Connecting the Dots: Meditation, Pranayama, Yoga and Morality
It’s been a week since I started daily meditation for the RFAOH hiatus. I’ve meditated off and on for many years. Not every day, and certainly never taking notes or recording any thoughts or observations. So this experience—meditating every single day for six months, along with my two MomenTech collaborators as part of a “non-art” residency—is a very new one. As I am a less experienced meditator than my two colleagues—and have a deep curiosity about the practice (in particular, its effect on the brain), I am approaching it with the wide-eyed curiosity of a student. As a student, I will be experimenting with various types of meditation, exploring different techniques, researching the history and practice of meditation and also keying into recent and current scientific studies into the neuroscience behind this practice.
The mental benefits of meditation are well known: increased mental clarity, increased awareness, increased sense of calm. I am interested in seeing how a six-month daily meditation routine engenders such results and more specifically: Will my daily meditation practice have any practical (and measurable) physiological/neurological benefit? There is also another, more expansive, component to my study: I am very interested in investigating the connection between meditation and a “moral self.”
Morality has not played a planned role in my meditation practice, which, for over the past couple of years has centered primarily around the concept of “pranayama.” A portmanteau created from the two Sanskrit words “prana” (meaning “life force” and in particular, “breath”) and “ayama” (meaning “to extend or draw out”), pranayama means “extension of breath.” As a meditation technique, it involves focusing one’s total attention on controlled breathing, i.e., breathing in a set pattern, in order to achieve a meditative state. There are many patterns—some intended to achieve a specific effect, others that are geared for the specific physical conditions of the practitioner (i.e., one pattern may work well for someone, but not for another).
One type of pranayama, knows as Alternate Nostril Breathing (ANB), was shown to have a beneficial effect cardiopulmonary functions, according to a 2008 study conducted by the Department of Physiology at Nepal Medical College in Kathmandu Specifically, the researchers found that healthy young adults who engaged in a 15-minute ANB exercise every morning for four weeks increased parasympathetic activity and lowered respiratory rate and systolic blood pressure. Essentially, this simple practice helps make the human body more efficient and more relaxed, even after just a short time of practicing it.
Pranayama is an ancient practice, mentioned repeatedly in the Bhagavad Gita, a 700-verse scripture that is part of the Hindu epic Mahabharata. Written by the Sage Ved Vyasa (a revered figure in most Hindu traditions) sometime between the 5th to 2nd century BCE, the Gita features a conversation about a number of theological and philosophical issues between the Pandava prince Arjuna and his guide Lord Krishna. The battlefield setting of the Gita is generally viewed as an allegory for man’s ethical and moral struggles.

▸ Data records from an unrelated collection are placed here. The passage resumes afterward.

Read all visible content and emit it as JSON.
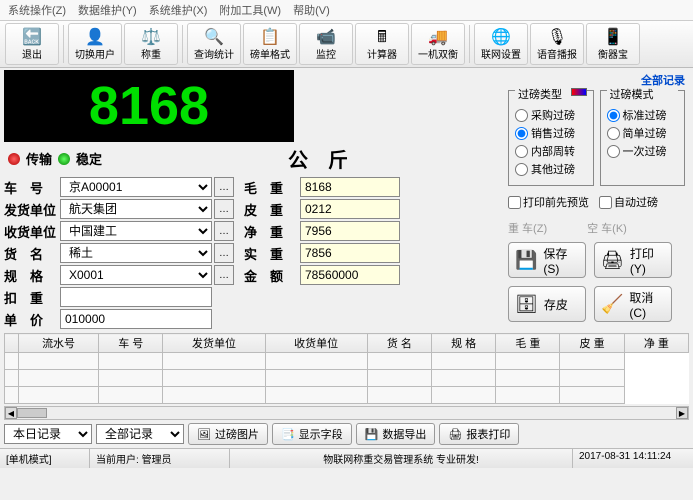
{
  "menubar": [
    "系统操作(Z)",
    "数据维护(Y)",
    "系统维护(X)",
    "附加工具(W)",
    "帮助(V)"
  ],
  "toolbar": [
    {
      "label": "退出",
      "icon": "🔙"
    },
    {
      "label": "切换用户",
      "icon": "👤"
    },
    {
      "label": "称重",
      "icon": "⚖️"
    },
    {
      "label": "查询统计",
      "icon": "🔍"
    },
    {
      "label": "磅单格式",
      "icon": "📋"
    },
    {
      "label": "监控",
      "icon": "📹"
    },
    {
      "label": "计算器",
      "icon": "🖩"
    },
    {
      "label": "一机双衡",
      "icon": "🚚"
    },
    {
      "label": "联网设置",
      "icon": "🌐"
    },
    {
      "label": "语音播报",
      "icon": "🎙"
    },
    {
      "label": "衡器宝",
      "icon": "📱"
    }
  ],
  "lcd_value": "8168",
  "status": {
    "transmit": "传输",
    "stable": "稳定"
  },
  "unit": "公　斤",
  "top_link": "全部记录",
  "left_form": [
    {
      "label": "车　号",
      "value": "京A00001",
      "type": "select",
      "browse": true
    },
    {
      "label": "发货单位",
      "value": "航天集团",
      "type": "select",
      "browse": true
    },
    {
      "label": "收货单位",
      "value": "中国建工",
      "type": "select",
      "browse": true
    },
    {
      "label": "货　名",
      "value": "稀土",
      "type": "select",
      "browse": true
    },
    {
      "label": "规　格",
      "value": "X0001",
      "type": "select",
      "browse": true
    },
    {
      "label": "扣　重",
      "value": "",
      "type": "text",
      "browse": false
    },
    {
      "label": "单　价",
      "value": "010000",
      "type": "text",
      "browse": false
    }
  ],
  "right_form": [
    {
      "label": "毛　重",
      "value": "8168"
    },
    {
      "label": "皮　重",
      "value": "0212"
    },
    {
      "label": "净　重",
      "value": "7956"
    },
    {
      "label": "实　重",
      "value": "7856"
    },
    {
      "label": "金　额",
      "value": "78560000"
    }
  ],
  "filter_type": {
    "title": "过磅类型",
    "options": [
      "采购过磅",
      "销售过磅",
      "内部周转",
      "其他过磅"
    ],
    "selected": 1
  },
  "weigh_mode": {
    "title": "过磅模式",
    "options": [
      "标准过磅",
      "简单过磅",
      "一次过磅"
    ],
    "selected": 0
  },
  "checkboxes": {
    "preview": "打印前先预览",
    "auto": "自动过磅"
  },
  "side_buttons": {
    "heavy": "重 车(Z)",
    "empty": "空 车(K)",
    "save": "保存(S)",
    "print": "打印(Y)",
    "tare": "存皮",
    "cancel": "取消(C)"
  },
  "table_headers": [
    "流水号",
    "车 号",
    "发货单位",
    "收货单位",
    "货  名",
    "规 格",
    "毛 重",
    "皮 重",
    "净 重"
  ],
  "bottom_bar": {
    "selects": [
      "本日记录",
      "全部记录"
    ],
    "buttons": [
      {
        "label": "过磅图片",
        "icon": "🖼"
      },
      {
        "label": "显示字段",
        "icon": "📑"
      },
      {
        "label": "数据导出",
        "icon": "💾"
      },
      {
        "label": "报表打印",
        "icon": "🖨"
      }
    ]
  },
  "status_bar": {
    "mode": "[单机模式]",
    "user_label": "当前用户:",
    "user": "管理员",
    "system": "物联网称重交易管理系统 专业研发!",
    "datetime": "2017-08-31 14:11:24"
  }
}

So does it follow then that, while pranayama has been shown to have a strong connection to the physical body, there is also a connection between breathing and morality? For that, one should look at pranayama as existing within a larger context. After all, it is only one aspect an expansive ancient practice that joins physical, mental and spiritual disciplines developed with one primary goal in mind: To attain a state of permanent peace. The practice? Yoga. The term is derived from one of either two roots: “yujir yoga” (to yoke, join or bind) or yuj samÄdhau (to concentrate). The term “yoga” (or simply, “yog”) is often interpreted as “union.” In the West, yoga has been considered to be generally a physical exercise, but its origins in ancient India describe a complete life philosophy.
So while my own meditation has been focused primarily on the practice of pranayama, I will be using my six-month hiatus not only to focus on meditation as a subject of academic and quasi-clinical study, including both research and daily practice, but also to use the concept of meditation as a leaping point to investigate the practice within the larger context of yoga. Consequently, my investigation will include a daily yoga practice and an attempt to connect the dots between physical, mental and spiritual realms; specifically understanding the connection between meditation and morality.

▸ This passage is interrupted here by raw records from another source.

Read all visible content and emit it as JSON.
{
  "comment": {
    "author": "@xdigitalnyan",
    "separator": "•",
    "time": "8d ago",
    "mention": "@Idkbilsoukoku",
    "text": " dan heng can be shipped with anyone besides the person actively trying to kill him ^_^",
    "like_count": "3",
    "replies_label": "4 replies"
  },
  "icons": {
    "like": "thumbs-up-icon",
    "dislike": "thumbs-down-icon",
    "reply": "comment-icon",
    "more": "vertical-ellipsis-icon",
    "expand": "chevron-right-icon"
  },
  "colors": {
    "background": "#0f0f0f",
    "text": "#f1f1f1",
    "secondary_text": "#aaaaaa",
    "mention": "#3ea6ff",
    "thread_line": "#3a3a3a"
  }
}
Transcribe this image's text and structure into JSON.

One of the thinkers I will be tapping into is Jack Kornfield, an American author and teacher in the Vipassana (i.e., “analytic meditation”) movement in American Theravada Buddhism. Trained as a Buddhist monk in Thailand, Burma and India—including as a student of the Thai monk Ajahn Chah—Kornfield has been teaching meditation since 1974 and is a co-founder of the Insight Meditation Society in Barre, Massachusetts. Having also served in the Peace Corps, working at the Public Health Service in northeast Thailand, Kornfield is keenly aware of the connection between meditation and morality.

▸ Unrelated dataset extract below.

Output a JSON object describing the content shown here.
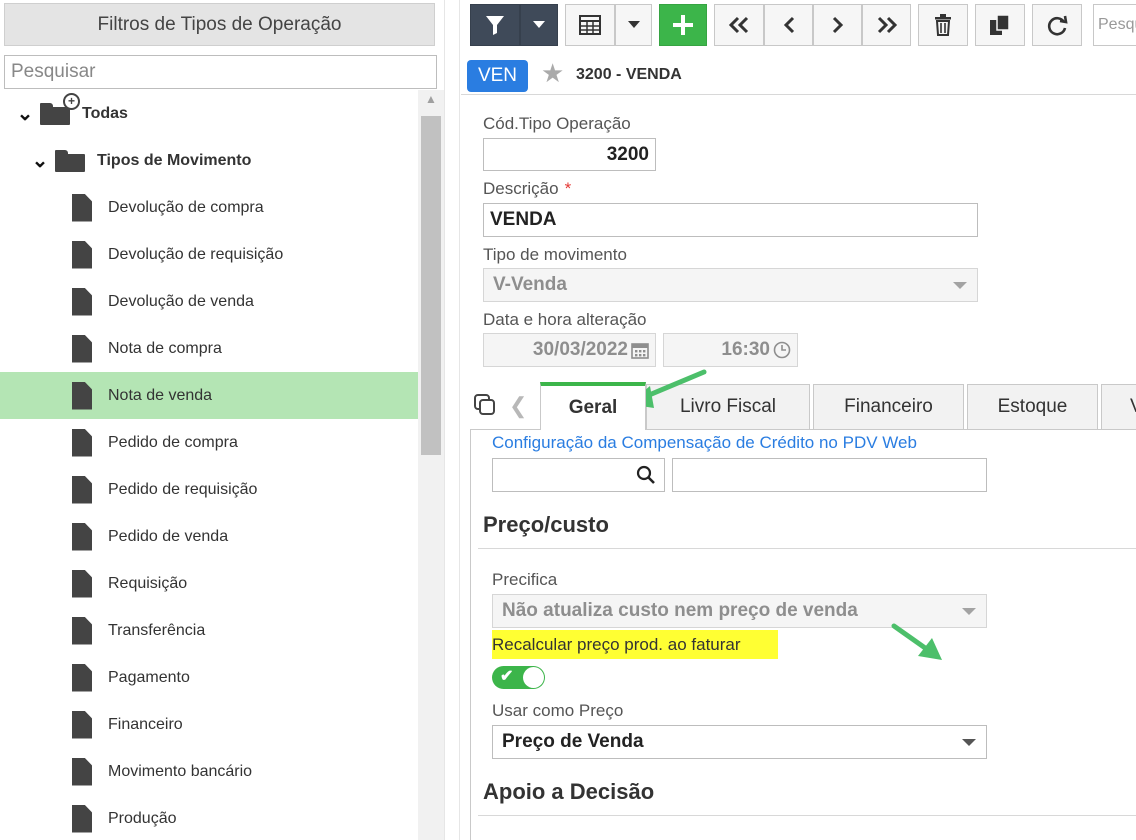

“Morality as taught by way of rules is extremely powerful and valuable in the development of practice,” he said. “It must be remembered that it, like all the techniques in meditation, is merely a tool to enable one to eventually get to that place of unselfishness where morality and wisdom flow naturally.”
From pranayama to morality, neuroscience to spirituality, it’s clear that meditation is just a piece of a much bigger and quite complex puzzle. It’s a puzzle that I hope to assemble over the next six months.